Since the first open source release there have been many changes to CM3. For an overview of the major events have a look at the

News Items

For a more detailed history you may refer to the

CM3 ChangeLog

The latest release is CM3 5.8. Below that you will find some older notes from the time of the first open source releases.

About CM3 5.8

Language Extensions

The updated language definition can be found here.

Further language extensions wrt. the original definition can be found below in About CM3 5.1.

Tools and Infrastructure

About CM3 5.1

Critical Mass Modula-3 (CM3) is the release of the Modula-3 compiler produced by Critical Mass, which contains considerable enhancements to the compiler, run-time system, and core libraries, which have not been publicly available so far. The changes made by Critical Mass, Inc. since their CM3 4.1 release include:

There have been many more changes, and the 4.1 release also contained lots of improvements compared to the SRC release, for example support for DLL generation on Win32, much easier configuration procedure, binary installation (and installer), reorganization and speedup of the builder etc.

For the first free release of CM3, Elego Software Solutions has added the following changes:

Please have a look at the (yet incomplete) CM3 5.1 Documentation.

For general information about Modula-3 have a look at the Modula-3 FAQ and the PM3 distribution.

CM3 5.1 Interface Changes and Performance Considerations

There are some more or less incompatible interface changes between CM3 5.1 and all other Modula-3 distributions. These are caused by the extension of the TEXT type from 8 bit character sequences to arbitrary 8 and 16 bit character sequences (Unicode).

The most obvious change is that the TextF interface is gone. The TextF (Text friends) interface revealed Text.Ts to be of type REF ARRAY OF CHAR. This is no more possible, since TEXTs can contain 16 bit characters as well (i.e. WIDECHARs). Rather than extending all TEXTs to arrays of WIDECHARs, a different solution has been implemented. TEXTs are now opaque objects (see Text.T) that may be of several different sub-types and contain parts and concatenations of 8 and 16 bit character sequences ( Text8.T, Text16.T, Text8Short.T, Text16Short.T, TextCat.T, TextSub.T). Access to the individual characters of a TEXT is only possible through the defined standard interface Text.GetChar(t, i) and the new interface Text.GetWideChar(t, i).

This design has several consequences. Old code that uses only the standard interfaces will still work (though it will not be able to use Unicode characters). Old code that uses the TextF interface (most often for performance optimizations) will break as the interface has vanished and the structure of TEXT objects is now hidden. Retrieving characters of a text now must use the GetChar procedures, and writing characters into a TEXT directly is no more possible at all. C-style string comparisions or copies (strcmp, strcpy, memcmp, memcpy) are no more possible, too. Modules that made use of these features will not only have to be rewritten to rely on the new interfaces only, but probably algorithmic changes will be necessary, too, since the cost for the standard operations has changed and code must be optimized very differently for performance.
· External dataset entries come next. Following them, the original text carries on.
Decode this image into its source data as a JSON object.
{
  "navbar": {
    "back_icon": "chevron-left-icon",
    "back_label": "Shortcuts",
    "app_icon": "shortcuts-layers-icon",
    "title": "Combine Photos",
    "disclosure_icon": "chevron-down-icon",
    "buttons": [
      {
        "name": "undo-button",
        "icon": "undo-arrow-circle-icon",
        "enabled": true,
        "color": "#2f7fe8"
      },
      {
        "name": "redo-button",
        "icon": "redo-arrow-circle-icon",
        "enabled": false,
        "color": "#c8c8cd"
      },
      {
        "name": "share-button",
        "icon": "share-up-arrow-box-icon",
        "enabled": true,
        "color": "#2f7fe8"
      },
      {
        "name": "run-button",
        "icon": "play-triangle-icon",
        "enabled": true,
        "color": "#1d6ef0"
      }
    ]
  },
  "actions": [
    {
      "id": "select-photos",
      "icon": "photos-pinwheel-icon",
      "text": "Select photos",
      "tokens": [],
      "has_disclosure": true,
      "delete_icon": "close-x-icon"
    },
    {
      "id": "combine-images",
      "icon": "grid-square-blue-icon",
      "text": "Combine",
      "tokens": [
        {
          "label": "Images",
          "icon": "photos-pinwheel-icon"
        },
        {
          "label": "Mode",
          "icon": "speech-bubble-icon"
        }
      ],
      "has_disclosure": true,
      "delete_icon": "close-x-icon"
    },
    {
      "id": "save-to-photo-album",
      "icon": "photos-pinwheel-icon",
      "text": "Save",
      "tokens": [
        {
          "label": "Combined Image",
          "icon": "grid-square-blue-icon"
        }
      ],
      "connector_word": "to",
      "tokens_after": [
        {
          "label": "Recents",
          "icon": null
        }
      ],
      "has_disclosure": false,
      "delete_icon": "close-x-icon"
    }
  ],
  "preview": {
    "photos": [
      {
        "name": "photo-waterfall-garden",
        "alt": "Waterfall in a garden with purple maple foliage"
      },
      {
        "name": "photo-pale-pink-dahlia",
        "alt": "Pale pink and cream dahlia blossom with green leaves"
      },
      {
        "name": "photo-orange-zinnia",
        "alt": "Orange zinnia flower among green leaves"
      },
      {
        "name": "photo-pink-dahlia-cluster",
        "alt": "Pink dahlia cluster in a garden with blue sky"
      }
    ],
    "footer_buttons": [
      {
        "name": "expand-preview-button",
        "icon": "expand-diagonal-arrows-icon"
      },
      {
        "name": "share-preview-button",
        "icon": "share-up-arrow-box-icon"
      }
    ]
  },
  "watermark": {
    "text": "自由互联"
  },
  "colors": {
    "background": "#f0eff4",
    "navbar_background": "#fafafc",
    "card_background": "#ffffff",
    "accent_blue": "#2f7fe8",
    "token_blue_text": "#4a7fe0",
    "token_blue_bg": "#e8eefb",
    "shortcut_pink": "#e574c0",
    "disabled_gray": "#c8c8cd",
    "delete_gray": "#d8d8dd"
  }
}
There is no general rule how to change code that uses the cold TextF interface and preserve the same performance. Sometimes it may not be possible at all, but in many cases performance gains in other operations will compensate for the loss due to more complex structure. The previously costly operations Text.Cat() (& operator) and Text.Sub() are now much faster (for long strings), since no copying takes place.

In the compiler release 5.1.2 some minimal support for profiling has been added (option -profile and configuration template additions) for some POSIX platforms. You should use this facility or other profiling tools to find the performance bottlenecks in your programs.

Performance optimization is difficult though. You may find that many things you consider to be obvious optimizations turn out to be pessimizations, and a simple change in one routine can make the program 300% faster. There are also subtle dependencies with garbage collection (heap size, paged out memory, and collection strategy (sweep and copy, incremental and generational, concurrent)). For simple short-running programs it might be better to disable all garbage collection, while long-running interactive applications need all the features of the garbage collector. The garbage collector is more or less effective with different strategies depending on the memory use patterns (e.g. many small objects due to lots of concatenated texts). Have a look at the RTCollector and RTCollectorSRC interfaces to learn more about the garbage collector.

The support of Unicode texts has also introduced another performance bottleneck and interface change which shows itself when interfacing to other languages like C. In the interface M3toC the procedure TtoS is gone. SharedTtoS and FreeSharedS must be used instead. Again, the syntactical change is easy, but the operations are now more costly than before and may contribute an unforeseen amount of execution time to your applications.

Thus said, I should mention that I have ported some medium to big size applications to the CM3 5.1 system, some of which made heavy use of TEXT optimizations, and generally been able to achieve the same performace as before.